REQUIREMENT: Every entry is to be returned verbatim.

DATA SUPPLIED:
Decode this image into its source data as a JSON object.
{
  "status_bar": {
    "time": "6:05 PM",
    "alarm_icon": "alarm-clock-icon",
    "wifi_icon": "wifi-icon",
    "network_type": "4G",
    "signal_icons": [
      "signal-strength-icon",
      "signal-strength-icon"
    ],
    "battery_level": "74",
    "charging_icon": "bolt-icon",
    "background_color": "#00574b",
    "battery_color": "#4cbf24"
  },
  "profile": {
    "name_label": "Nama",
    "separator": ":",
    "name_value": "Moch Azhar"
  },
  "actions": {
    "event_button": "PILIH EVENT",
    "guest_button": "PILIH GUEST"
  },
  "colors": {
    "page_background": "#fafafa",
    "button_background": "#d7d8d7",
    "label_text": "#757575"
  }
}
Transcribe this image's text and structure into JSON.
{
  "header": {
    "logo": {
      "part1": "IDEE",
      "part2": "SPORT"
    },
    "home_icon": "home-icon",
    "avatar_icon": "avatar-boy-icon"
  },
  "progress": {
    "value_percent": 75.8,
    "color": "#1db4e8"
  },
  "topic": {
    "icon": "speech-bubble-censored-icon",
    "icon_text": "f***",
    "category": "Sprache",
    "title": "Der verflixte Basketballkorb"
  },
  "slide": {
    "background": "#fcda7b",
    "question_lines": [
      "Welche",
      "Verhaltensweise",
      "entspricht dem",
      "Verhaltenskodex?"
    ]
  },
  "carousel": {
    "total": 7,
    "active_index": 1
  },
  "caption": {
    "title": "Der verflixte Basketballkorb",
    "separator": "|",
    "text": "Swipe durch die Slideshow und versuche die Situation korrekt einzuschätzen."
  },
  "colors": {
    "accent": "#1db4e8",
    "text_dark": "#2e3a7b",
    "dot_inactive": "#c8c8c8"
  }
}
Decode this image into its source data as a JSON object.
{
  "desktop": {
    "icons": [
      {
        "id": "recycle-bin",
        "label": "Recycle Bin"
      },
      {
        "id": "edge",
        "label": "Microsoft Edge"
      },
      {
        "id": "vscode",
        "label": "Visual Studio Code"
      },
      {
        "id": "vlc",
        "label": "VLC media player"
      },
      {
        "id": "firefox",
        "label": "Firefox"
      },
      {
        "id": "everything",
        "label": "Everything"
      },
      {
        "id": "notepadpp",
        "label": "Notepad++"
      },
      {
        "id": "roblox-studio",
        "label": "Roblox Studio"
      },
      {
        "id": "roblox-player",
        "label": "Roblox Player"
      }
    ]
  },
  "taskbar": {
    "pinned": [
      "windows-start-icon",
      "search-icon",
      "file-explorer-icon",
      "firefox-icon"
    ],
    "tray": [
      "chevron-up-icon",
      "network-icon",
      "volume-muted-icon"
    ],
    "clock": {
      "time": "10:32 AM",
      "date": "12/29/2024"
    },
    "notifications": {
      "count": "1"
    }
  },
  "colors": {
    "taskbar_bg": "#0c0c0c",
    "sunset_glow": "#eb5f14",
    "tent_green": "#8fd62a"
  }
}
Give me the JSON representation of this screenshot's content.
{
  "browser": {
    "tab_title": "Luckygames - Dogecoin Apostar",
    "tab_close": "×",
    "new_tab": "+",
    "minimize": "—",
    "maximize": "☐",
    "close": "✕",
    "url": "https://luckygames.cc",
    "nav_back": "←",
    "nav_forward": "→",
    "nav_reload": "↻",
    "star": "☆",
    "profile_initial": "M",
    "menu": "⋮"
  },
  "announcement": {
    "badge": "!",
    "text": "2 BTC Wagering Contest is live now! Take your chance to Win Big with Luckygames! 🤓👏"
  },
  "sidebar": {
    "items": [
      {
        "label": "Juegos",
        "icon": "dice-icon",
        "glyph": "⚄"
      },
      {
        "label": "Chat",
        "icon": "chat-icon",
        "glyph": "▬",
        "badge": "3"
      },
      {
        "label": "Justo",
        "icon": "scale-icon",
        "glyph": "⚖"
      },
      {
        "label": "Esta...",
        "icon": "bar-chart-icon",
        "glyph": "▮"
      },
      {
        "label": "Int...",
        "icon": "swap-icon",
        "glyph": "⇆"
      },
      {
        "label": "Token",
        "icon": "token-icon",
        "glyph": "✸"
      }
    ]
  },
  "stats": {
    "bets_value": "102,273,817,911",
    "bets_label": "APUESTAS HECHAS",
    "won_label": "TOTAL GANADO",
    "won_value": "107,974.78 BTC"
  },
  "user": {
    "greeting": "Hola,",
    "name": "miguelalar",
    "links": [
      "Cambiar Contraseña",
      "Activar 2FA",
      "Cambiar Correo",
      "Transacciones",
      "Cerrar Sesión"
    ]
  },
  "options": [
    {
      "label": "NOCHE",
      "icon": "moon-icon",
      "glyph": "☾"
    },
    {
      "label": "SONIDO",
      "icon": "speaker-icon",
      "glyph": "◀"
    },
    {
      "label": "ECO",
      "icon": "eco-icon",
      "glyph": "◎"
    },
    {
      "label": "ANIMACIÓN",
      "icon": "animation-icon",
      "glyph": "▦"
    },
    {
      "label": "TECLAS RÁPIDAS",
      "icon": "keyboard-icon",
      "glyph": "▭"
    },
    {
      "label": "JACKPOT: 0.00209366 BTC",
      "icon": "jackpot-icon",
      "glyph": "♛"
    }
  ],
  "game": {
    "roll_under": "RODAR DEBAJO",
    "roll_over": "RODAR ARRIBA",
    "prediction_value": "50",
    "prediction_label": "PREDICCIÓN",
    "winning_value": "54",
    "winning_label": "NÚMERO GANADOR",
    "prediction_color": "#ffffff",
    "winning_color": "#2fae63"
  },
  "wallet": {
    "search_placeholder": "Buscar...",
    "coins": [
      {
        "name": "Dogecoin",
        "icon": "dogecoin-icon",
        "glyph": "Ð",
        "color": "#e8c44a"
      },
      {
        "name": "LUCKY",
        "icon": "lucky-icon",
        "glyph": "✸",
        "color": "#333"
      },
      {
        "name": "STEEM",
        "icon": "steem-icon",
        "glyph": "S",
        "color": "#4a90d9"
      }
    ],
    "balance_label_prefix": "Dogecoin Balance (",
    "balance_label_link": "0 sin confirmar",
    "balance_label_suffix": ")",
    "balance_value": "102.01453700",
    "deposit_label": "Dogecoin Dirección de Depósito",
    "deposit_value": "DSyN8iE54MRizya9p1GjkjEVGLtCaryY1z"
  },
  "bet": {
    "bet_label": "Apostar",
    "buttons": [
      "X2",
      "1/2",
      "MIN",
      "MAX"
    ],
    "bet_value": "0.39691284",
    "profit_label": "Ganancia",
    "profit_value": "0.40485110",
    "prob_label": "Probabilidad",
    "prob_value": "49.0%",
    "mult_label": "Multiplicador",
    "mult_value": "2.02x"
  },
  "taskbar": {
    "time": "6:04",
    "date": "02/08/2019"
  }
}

EXERCISE RESPONSE:
Decode this image into its source data as a JSON object.
{
  "status_bar": {
    "time": "6:05 PM",
    "alarm_icon": "alarm-clock-icon",
    "wifi_icon": "wifi-icon",
    "network_type": "4G",
    "signal_icons": [
      "signal-strength-icon",
      "signal-strength-icon"
    ],
    "battery_level": "74",
    "charging_icon": "bolt-icon",
    "background_color": "#00574b",
    "battery_color": "#4cbf24"
  },
  "profile": {
    "name_label": "Nama",
    "separator": ":",
    "name_value": "Moch Azhar"
  },
  "actions": {
    "event_button": "PILIH EVENT",
    "guest_button": "PILIH GUEST"
  },
  "colors": {
    "page_background": "#fafafa",
    "button_background": "#d7d8d7",
    "label_text": "#757575"
  }
}
Transcribe this image's text and structure into JSON.
{
  "header": {
    "logo": {
      "part1": "IDEE",
      "part2": "SPORT"
    },
    "home_icon": "home-icon",
    "avatar_icon": "avatar-boy-icon"
  },
  "progress": {
    "value_percent": 75.8,
    "color": "#1db4e8"
  },
  "topic": {
    "icon": "speech-bubble-censored-icon",
    "icon_text": "f***",
    "category": "Sprache",
    "title": "Der verflixte Basketballkorb"
  },
  "slide": {
    "background": "#fcda7b",
    "question_lines": [
      "Welche",
      "Verhaltensweise",
      "entspricht dem",
      "Verhaltenskodex?"
    ]
  },
  "carousel": {
    "total": 7,
    "active_index": 1
  },
  "caption": {
    "title": "Der verflixte Basketballkorb",
    "separator": "|",
    "text": "Swipe durch die Slideshow und versuche die Situation korrekt einzuschätzen."
  },
  "colors": {
    "accent": "#1db4e8",
    "text_dark": "#2e3a7b",
    "dot_inactive": "#c8c8c8"
  }
}
Decode this image into its source data as a JSON object.
{
  "desktop": {
    "icons": [
      {
        "id": "recycle-bin",
        "label": "Recycle Bin"
      },
      {
        "id": "edge",
        "label": "Microsoft Edge"
      },
      {
        "id": "vscode",
        "label": "Visual Studio Code"
      },
      {
        "id": "vlc",
        "label": "VLC media player"
      },
      {
        "id": "firefox",
        "label": "Firefox"
      },
      {
        "id": "everything",
        "label": "Everything"
      },
      {
        "id": "notepadpp",
        "label": "Notepad++"
      },
      {
        "id": "roblox-studio",
        "label": "Roblox Studio"
      },
      {
        "id": "roblox-player",
        "label": "Roblox Player"
      }
    ]
  },
  "taskbar": {
    "pinned": [
      "windows-start-icon",
      "search-icon",
      "file-explorer-icon",
      "firefox-icon"
    ],
    "tray": [
      "chevron-up-icon",
      "network-icon",
      "volume-muted-icon"
    ],
    "clock": {
      "time": "10:32 AM",
      "date": "12/29/2024"
    },
    "notifications": {
      "count": "1"
    }
  },
  "colors": {
    "taskbar_bg": "#0c0c0c",
    "sunset_glow": "#eb5f14",
    "tent_green": "#8fd62a"
  }
}
Give me the JSON representation of this screenshot's content.
{
  "browser": {
    "tab_title": "Luckygames - Dogecoin Apostar",
    "tab_close": "×",
    "new_tab": "+",
    "minimize": "—",
    "maximize": "☐",
    "close": "✕",
    "url": "https://luckygames.cc",
    "nav_back": "←",
    "nav_forward": "→",
    "nav_reload": "↻",
    "star": "☆",
    "profile_initial": "M",
    "menu": "⋮"
  },
  "announcement": {
    "badge": "!",
    "text": "2 BTC Wagering Contest is live now! Take your chance to Win Big with Luckygames! 🤓👏"
  },
  "sidebar": {
    "items": [
      {
        "label": "Juegos",
        "icon": "dice-icon",
        "glyph": "⚄"
      },
      {
        "label": "Chat",
        "icon": "chat-icon",
        "glyph": "▬",
        "badge": "3"
      },
      {
        "label": "Justo",
        "icon": "scale-icon",
        "glyph": "⚖"
      },
      {
        "label": "Esta...",
        "icon": "bar-chart-icon",
        "glyph": "▮"
      },
      {
        "label": "Int...",
        "icon": "swap-icon",
        "glyph": "⇆"
      },
      {
        "label": "Token",
        "icon": "token-icon",
        "glyph": "✸"
      }
    ]
  },
  "stats": {
    "bets_value": "102,273,817,911",
    "bets_label": "APUESTAS HECHAS",
    "won_label": "TOTAL GANADO",
    "won_value": "107,974.78 BTC"
  },
  "user": {
    "greeting": "Hola,",
    "name": "miguelalar",
    "links": [
      "Cambiar Contraseña",
      "Activar 2FA",
      "Cambiar Correo",
      "Transacciones",
      "Cerrar Sesión"
    ]
  },
  "options": [
    {
      "label": "NOCHE",
      "icon": "moon-icon",
      "glyph": "☾"
    },
    {
      "label": "SONIDO",
      "icon": "speaker-icon",
      "glyph": "◀"
    },
    {
      "label": "ECO",
      "icon": "eco-icon",
      "glyph": "◎"
    },
    {
      "label": "ANIMACIÓN",
      "icon": "animation-icon",
      "glyph": "▦"
    },
    {
      "label": "TECLAS RÁPIDAS",
      "icon": "keyboard-icon",
      "glyph": "▭"
    },
    {
      "label": "JACKPOT: 0.00209366 BTC",
      "icon": "jackpot-icon",
      "glyph": "♛"
    }
  ],
  "game": {
    "roll_under": "RODAR DEBAJO",
    "roll_over": "RODAR ARRIBA",
    "prediction_value": "50",
    "prediction_label": "PREDICCIÓN",
    "winning_value": "54",
    "winning_label": "NÚMERO GANADOR",
    "prediction_color": "#ffffff",
    "winning_color": "#2fae63"
  },
  "wallet": {
    "search_placeholder": "Buscar...",
    "coins": [
      {
        "name": "Dogecoin",
        "icon": "dogecoin-icon",
        "glyph": "Ð",
        "color": "#e8c44a"
      },
      {
        "name": "LUCKY",
        "icon": "lucky-icon",
        "glyph": "✸",
        "color": "#333"
      },
      {
        "name": "STEEM",
        "icon": "steem-icon",
        "glyph": "S",
        "color": "#4a90d9"
      }
    ],
    "balance_label_prefix": "Dogecoin Balance (",
    "balance_label_link": "0 sin confirmar",
    "balance_label_suffix": ")",
    "balance_value": "102.01453700",
    "deposit_label": "Dogecoin Dirección de Depósito",
    "deposit_value": "DSyN8iE54MRizya9p1GjkjEVGLtCaryY1z"
  },
  "bet": {
    "bet_label": "Apostar",
    "buttons": [
      "X2",
      "1/2",
      "MIN",
      "MAX"
    ],
    "bet_value": "0.39691284",
    "profit_label": "Ganancia",
    "profit_value": "0.40485110",
    "prob_label": "Probabilidad",
    "prob_value": "49.0%",
    "mult_label": "Multiplicador",
    "mult_value": "2.02x"
  },
  "taskbar": {
    "time": "6:04",
    "date": "02/08/2019"
  }
}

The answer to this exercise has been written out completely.